Lanza's most important extended operatic recordings: the Act1 finale from Puccini's Madame
Butterfly, with Kathryn Grayson (from Toast), and the sextet from Act II,
scene 2 of Donizetti's Lucia Di Lammermoor, in which he was joined by the
Metropolitan Opera's Kirsten, Blanche Thebom, Giuseppe Valdengo, Nicola Moscona, and
"I remember that recording session," said Robinson. "All the other singers
were right on their microphones, but Mario said, 'move it back, move it back.' And the Met
singers were amazed. They had no idea what kind of voice he had. They wanted him to come
to the Met." The CD, which features excerpts from That Midnight Kiss, The Toast
of New Orleans, (1950), The Great Caruso (1951), Because You're Mine
(1952), and The Student Prince (1954), also includes two outtakes: "All The
Things You Are" from Because. . ., and one of the most historically
important recordings Lanza ever made---one that marked a tragic turning point in his
career, "Beloved," from Prince. This rejected "Beloved" was a torrid
take that resulted in Lanza walking off the Prince project, forever tainting him with
Hollywood moguls---particularly MGM head Dore Schary. "I was standing there when he
walked out!" remembered Robinson. "That's the one that caused all the trouble.
He sang it too sexy, they said."
"Beloved's" sticking point was interpretation. In the Sigmund Romberg operetta,
the student prince is rejected by his princess for lacking passion. It is after being sent
to Heidelberg to be with other students, and learn the ways of romance, that he sings the
ardent paen to the princess. The song is meant to be passionate, but Prince's initial
director, Curtis Bernhardt, didn't see it that way. The conflict was a flashpoint
resulting in lawsuits with MGM, culminating a couple years later with Lanza's departure
from Hollywood and relocation to Rome, where he died.
"Bernhardt said, 'you know, Mario, you are a Prussian prince---don't do it so
exciting!'' said Robinson. "Mario said, 'look, when I tell a girl I'm going to take
her tonight, and throw the mask away, well, I'm an Italian!' Mario walked out, and said to
Bernhardt very simply, 'if you want to direct me, you direct my acting, not my
singing.'" Lanza eventually settled the dispute by completing the soundtrack, but
backing out of the film.

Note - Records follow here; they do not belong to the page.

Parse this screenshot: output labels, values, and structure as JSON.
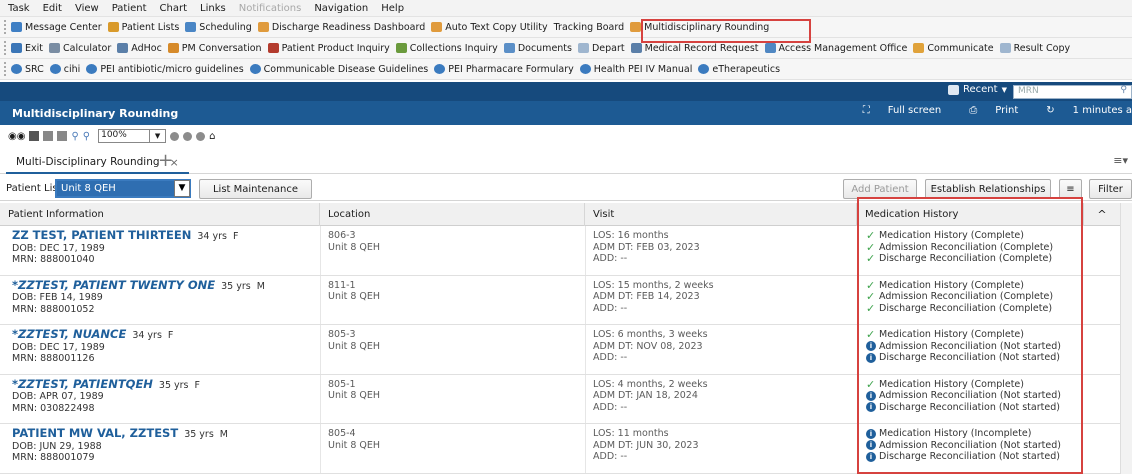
{
  "menu": [
    {
      "label": "Task",
      "disabled": false
    },
    {
      "label": "Edit",
      "disabled": false
    },
    {
      "label": "View",
      "disabled": false
    },
    {
      "label": "Patient",
      "disabled": false
    },
    {
      "label": "Chart",
      "disabled": false
    },
    {
      "label": "Links",
      "disabled": false
    },
    {
      "label": "Notifications",
      "disabled": true
    },
    {
      "label": "Navigation",
      "disabled": false
    },
    {
      "label": "Help",
      "disabled": false
    }
  ],
  "toolbar1": [
    {
      "label": "Message Center",
      "icon": "message-icon",
      "color": "#3f7fc4"
    },
    {
      "label": "Patient Lists",
      "icon": "person-icon",
      "color": "#d99a2b"
    },
    {
      "label": "Scheduling",
      "icon": "calendar-icon",
      "color": "#4a86c5"
    },
    {
      "label": "Discharge Readiness Dashboard",
      "icon": "dashboard-icon",
      "color": "#e09b3d"
    },
    {
      "label": "Auto Text Copy Utility",
      "icon": "dashboard-icon",
      "color": "#e09b3d"
    },
    {
      "label": "Tracking Board",
      "icon": "",
      "color": ""
    },
    {
      "label": "Multidisciplinary Rounding",
      "icon": "dashboard-icon",
      "color": "#e09b3d"
    }
  ],
  "toolbar2": [
    {
      "label": "Exit",
      "icon": "exit-icon",
      "color": "#3b76b7"
    },
    {
      "label": "Calculator",
      "icon": "calculator-icon",
      "color": "#7a8da3"
    },
    {
      "label": "AdHoc",
      "icon": "adhoc-icon",
      "color": "#5b7fa8"
    },
    {
      "label": "PM Conversation",
      "icon": "person-icon",
      "color": "#d68a2a"
    },
    {
      "label": "Patient Product Inquiry",
      "icon": "inquiry-icon",
      "color": "#b33b2d"
    },
    {
      "label": "Collections Inquiry",
      "icon": "collections-icon",
      "color": "#6a9a3c"
    },
    {
      "label": "Documents",
      "icon": "documents-icon",
      "color": "#5b8fc7"
    },
    {
      "label": "Depart",
      "icon": "depart-icon",
      "color": "#9fb6cf"
    },
    {
      "label": "Medical Record Request",
      "icon": "record-icon",
      "color": "#5b7fa8"
    },
    {
      "label": "Access Management Office",
      "icon": "office-icon",
      "color": "#4f87c2"
    },
    {
      "label": "Communicate",
      "icon": "communicate-icon",
      "color": "#e0a23a"
    },
    {
      "label": "Result Copy",
      "icon": "result-copy-icon",
      "color": "#9fb6cf"
    }
  ],
  "toolbar3": [
    {
      "label": "SRC"
    },
    {
      "label": "cihi"
    },
    {
      "label": "PEI antibiotic/micro guidelines"
    },
    {
      "label": "Communicable Disease Guidelines"
    },
    {
      "label": "PEI Pharmacare Formulary"
    },
    {
      "label": "Health PEI IV Manual"
    },
    {
      "label": "eTherapeutics"
    }
  ],
  "header": {
    "recent": "Recent",
    "mrn_placeholder": "MRN",
    "title": "Multidisciplinary Rounding",
    "full_screen": "Full screen",
    "print": "Print",
    "refresh": "1 minutes a"
  },
  "zoom": "100%",
  "tab": {
    "label": "Multi-Disciplinary Rounding",
    "close": "×",
    "add": "+"
  },
  "filters": {
    "patient_list_label": "Patient List",
    "patient_list_value": "Unit 8 QEH",
    "list_maintenance": "List Maintenance",
    "add_patient": "Add Patient",
    "establish_relationships": "Establish Relationships",
    "filter": "Filter"
  },
  "columns": {
    "patient": "Patient Information",
    "location": "Location",
    "visit": "Visit",
    "medication": "Medication History"
  },
  "patients": [
    {
      "name": "ZZ TEST, PATIENT THIRTEEN",
      "italic": false,
      "age": "34 yrs",
      "sex": "F",
      "dob": "DOB: DEC 17, 1989",
      "mrn": "MRN: 888001040",
      "room": "806-3",
      "unit": "Unit 8 QEH",
      "los": "LOS: 16 months",
      "adm": "ADM DT: FEB 03, 2023",
      "add": "ADD: --",
      "meds": [
        {
          "status": "complete",
          "text": "Medication History (Complete)"
        },
        {
          "status": "complete",
          "text": "Admission Reconciliation (Complete)"
        },
        {
          "status": "complete",
          "text": "Discharge Reconciliation (Complete)"
        }
      ]
    },
    {
      "name": "*ZZTEST, PATIENT TWENTY ONE",
      "italic": true,
      "age": "35 yrs",
      "sex": "M",
      "dob": "DOB: FEB 14, 1989",
      "mrn": "MRN: 888001052",
      "room": "811-1",
      "unit": "Unit 8 QEH",
      "los": "LOS: 15 months, 2 weeks",
      "adm": "ADM DT: FEB 14, 2023",
      "add": "ADD: --",
      "meds": [
        {
          "status": "complete",
          "text": "Medication History (Complete)"
        },
        {
          "status": "complete",
          "text": "Admission Reconciliation (Complete)"
        },
        {
          "status": "complete",
          "text": "Discharge Reconciliation (Complete)"
        }
      ]
    },
    {
      "name": "*ZZTEST, NUANCE",
      "italic": true,
      "age": "34 yrs",
      "sex": "F",
      "dob": "DOB: DEC 17, 1989",
      "mrn": "MRN: 888001126",
      "room": "805-3",
      "unit": "Unit 8 QEH",
      "los": "LOS: 6 months, 3 weeks",
      "adm": "ADM DT: NOV 08, 2023",
      "add": "ADD: --",
      "meds": [
        {
          "status": "complete",
          "text": "Medication History (Complete)"
        },
        {
          "status": "pending",
          "text": "Admission Reconciliation (Not started)"
        },
        {
          "status": "pending",
          "text": "Discharge Reconciliation (Not started)"
        }
      ]
    },
    {
      "name": "*ZZTEST, PATIENTQEH",
      "italic": true,
      "age": "35 yrs",
      "sex": "F",
      "dob": "DOB: APR 07, 1989",
      "mrn": "MRN: 030822498",
      "room": "805-1",
      "unit": "Unit 8 QEH",
      "los": "LOS: 4 months, 2 weeks",
      "adm": "ADM DT: JAN 18, 2024",
      "add": "ADD: --",
      "meds": [
        {
          "status": "complete",
          "text": "Medication History (Complete)"
        },
        {
          "status": "pending",
          "text": "Admission Reconciliation (Not started)"
        },
        {
          "status": "pending",
          "text": "Discharge Reconciliation (Not started)"
        }
      ]
    },
    {
      "name": "PATIENT MW VAL, ZZTEST",
      "italic": false,
      "age": "35 yrs",
      "sex": "M",
      "dob": "DOB: JUN 29, 1988",
      "mrn": "MRN: 888001079",
      "room": "805-4",
      "unit": "Unit 8 QEH",
      "los": "LOS: 11 months",
      "adm": "ADM DT: JUN 30, 2023",
      "add": "ADD: --",
      "meds": [
        {
          "status": "pending",
          "text": "Medication History (Incomplete)"
        },
        {
          "status": "pending",
          "text": "Admission Reconciliation (Not started)"
        },
        {
          "status": "pending",
          "text": "Discharge Reconciliation (Not started)"
        }
      ]
    }
  ]
}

Edmund Purdom wound up lip-synching Lanza's voice to co-star Ann
Blyth. The "Beloved" version used in film is "totally milktoast," said

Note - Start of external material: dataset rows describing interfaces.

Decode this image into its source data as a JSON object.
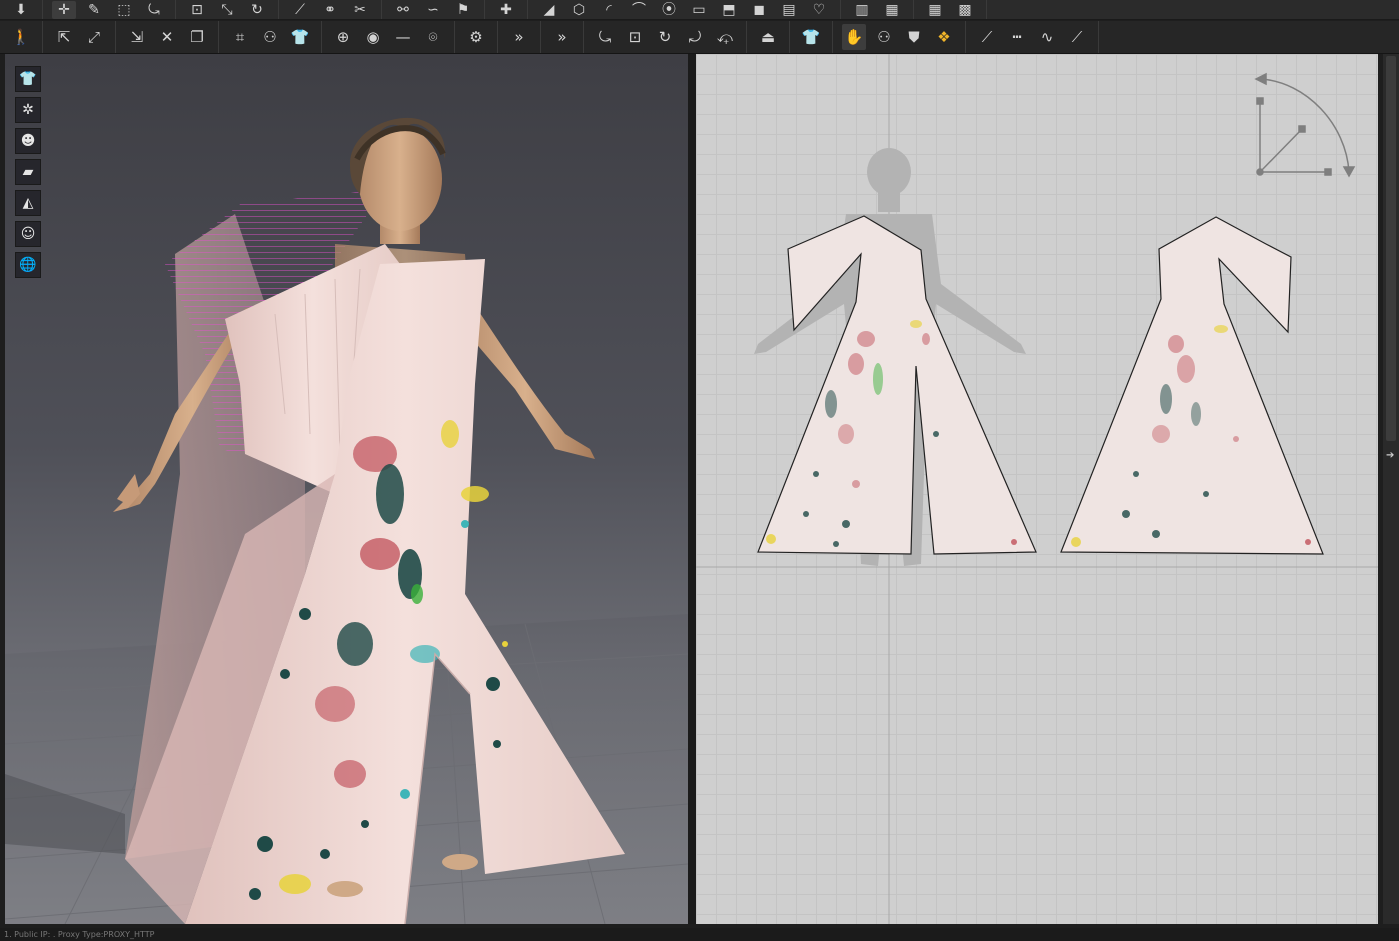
{
  "toolbar_top": {
    "groups": [
      [
        {
          "icon": "import-down-arrow-icon",
          "glyph": "⬇"
        }
      ],
      [
        {
          "icon": "transform-move-icon",
          "glyph": "✛",
          "active": true
        },
        {
          "icon": "edit-pattern-icon",
          "glyph": "✎"
        },
        {
          "icon": "select-box-icon",
          "glyph": "⬚"
        },
        {
          "icon": "edit-segment-icon",
          "glyph": "⤿"
        }
      ],
      [
        {
          "icon": "add-point-icon",
          "glyph": "⊡"
        },
        {
          "icon": "curve-point-icon",
          "glyph": "⤡"
        },
        {
          "icon": "rotate-pattern-icon",
          "glyph": "↻"
        }
      ],
      [
        {
          "icon": "pen-icon",
          "glyph": "⟋"
        },
        {
          "icon": "link-icon",
          "glyph": "⚭"
        },
        {
          "icon": "cut-icon",
          "glyph": "✂"
        }
      ],
      [
        {
          "icon": "sew-segment-icon",
          "glyph": "⚯"
        },
        {
          "icon": "sew-free-icon",
          "glyph": "∽"
        },
        {
          "icon": "check-sewing-icon",
          "glyph": "⚑"
        }
      ],
      [
        {
          "icon": "grid-plus-icon",
          "glyph": "✚"
        }
      ],
      [
        {
          "icon": "edit-line-icon",
          "glyph": "◢"
        },
        {
          "icon": "polygon-icon",
          "glyph": "⬡"
        },
        {
          "icon": "arc-icon",
          "glyph": "◜"
        },
        {
          "icon": "curve-icon",
          "glyph": "⌒"
        },
        {
          "icon": "point-icon",
          "glyph": "⦿"
        },
        {
          "icon": "rectangle-icon",
          "glyph": "▭"
        },
        {
          "icon": "rect-bend-icon",
          "glyph": "⬒"
        },
        {
          "icon": "square-fill-icon",
          "glyph": "◼"
        },
        {
          "icon": "page-icon",
          "glyph": "▤"
        },
        {
          "icon": "heart-icon",
          "glyph": "♡"
        }
      ],
      [
        {
          "icon": "bar-chart-icon",
          "glyph": "▥"
        },
        {
          "icon": "levels-icon",
          "glyph": "▦"
        }
      ],
      [
        {
          "icon": "grid-edit-icon",
          "glyph": "▦"
        },
        {
          "icon": "grid-skew-icon",
          "glyph": "▩"
        }
      ]
    ]
  },
  "toolbar_main": {
    "groups": [
      [
        {
          "icon": "walk-avatar-icon",
          "glyph": "🚶"
        }
      ],
      [
        {
          "icon": "select-pattern-icon",
          "glyph": "⇱"
        },
        {
          "icon": "fold-arrange-icon",
          "glyph": "⤢"
        }
      ],
      [
        {
          "icon": "tack-icon",
          "glyph": "⇲"
        },
        {
          "icon": "pin-icon",
          "glyph": "✕"
        },
        {
          "icon": "garment-piece-icon",
          "glyph": "❐"
        }
      ],
      [
        {
          "icon": "arrange-point-icon",
          "glyph": "⌗"
        },
        {
          "icon": "arrange-avatar-icon",
          "glyph": "⚇"
        },
        {
          "icon": "shirt-icon",
          "glyph": "👕"
        }
      ],
      [
        {
          "icon": "add-button-icon",
          "glyph": "⊕"
        },
        {
          "icon": "button-icon",
          "glyph": "◉"
        },
        {
          "icon": "line-icon",
          "glyph": "—"
        },
        {
          "icon": "buttonhole-icon",
          "glyph": "⌾"
        }
      ],
      [
        {
          "icon": "zipper-icon",
          "glyph": "⚙"
        }
      ],
      [
        {
          "icon": "more-icon",
          "glyph": "»"
        }
      ],
      [
        {
          "icon": "more-right-icon",
          "glyph": "»"
        }
      ],
      [
        {
          "icon": "edit-pattern-2d-icon",
          "glyph": "⤿"
        },
        {
          "icon": "add-point-2d-icon",
          "glyph": "⊡"
        },
        {
          "icon": "curve-2d-icon",
          "glyph": "↻"
        },
        {
          "icon": "seam-icon",
          "glyph": "⤾"
        },
        {
          "icon": "fold-icon",
          "glyph": "⤽"
        }
      ],
      [
        {
          "icon": "iron-icon",
          "glyph": "⏏"
        }
      ],
      [
        {
          "icon": "garment-icon",
          "glyph": "👕"
        }
      ],
      [
        {
          "icon": "texture-select-icon",
          "glyph": "✋",
          "active": true,
          "accent": true
        },
        {
          "icon": "avatar-fit-icon",
          "glyph": "⚇"
        },
        {
          "icon": "shirt-2d-icon",
          "glyph": "⛊"
        },
        {
          "icon": "grade-icon",
          "glyph": "❖",
          "accent": true
        }
      ],
      [
        {
          "icon": "draw-line-icon",
          "glyph": "⟋"
        },
        {
          "icon": "dashed-line-icon",
          "glyph": "┅"
        },
        {
          "icon": "wave-line-icon",
          "glyph": "∿"
        },
        {
          "icon": "slant-line-icon",
          "glyph": "⟋"
        }
      ]
    ]
  },
  "side_tools": [
    {
      "icon": "shirt-display-icon",
      "glyph": "👕"
    },
    {
      "icon": "particle-distance-icon",
      "glyph": "✲"
    },
    {
      "icon": "avatar-display-icon",
      "glyph": "☻"
    },
    {
      "icon": "texture-display-icon",
      "glyph": "▰"
    },
    {
      "icon": "mesh-display-icon",
      "glyph": "◭"
    },
    {
      "icon": "skin-display-icon",
      "glyph": "☺"
    },
    {
      "icon": "environment-globe-icon",
      "glyph": "🌐"
    }
  ],
  "colors": {
    "fabric": "#f2dcd8",
    "fabric_edge": "#e8cac4",
    "magenta_lines": "#e64fd0",
    "splatter_dark": "#1f4a47",
    "splatter_red": "#c0505a",
    "splatter_yellow": "#e8d23c",
    "splatter_teal": "#3fb5b8"
  },
  "status": {
    "text": "1. Public IP: . Proxy Type:PROXY_HTTP"
  }
}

Feltenstein. "On the CD, you hear the passion and fire he wanted to bring to work.
And he was right."
The Lanza children---daughter Elissa Bregman and son Damon Lanza---were pleased with the
new release. Said Bregman, reached at home in Los Angeles: "It's been a long time
coming.. . .I know there are people around world who would appreciate any new material
released on Mario Lanza. I hope this might inspire BMG (RCA's parent company) to release
more of their (vault) recordings."
That's correct. There is still another wealth of unreleased Mario Lanza recordings at BMG
yet to be mined. . .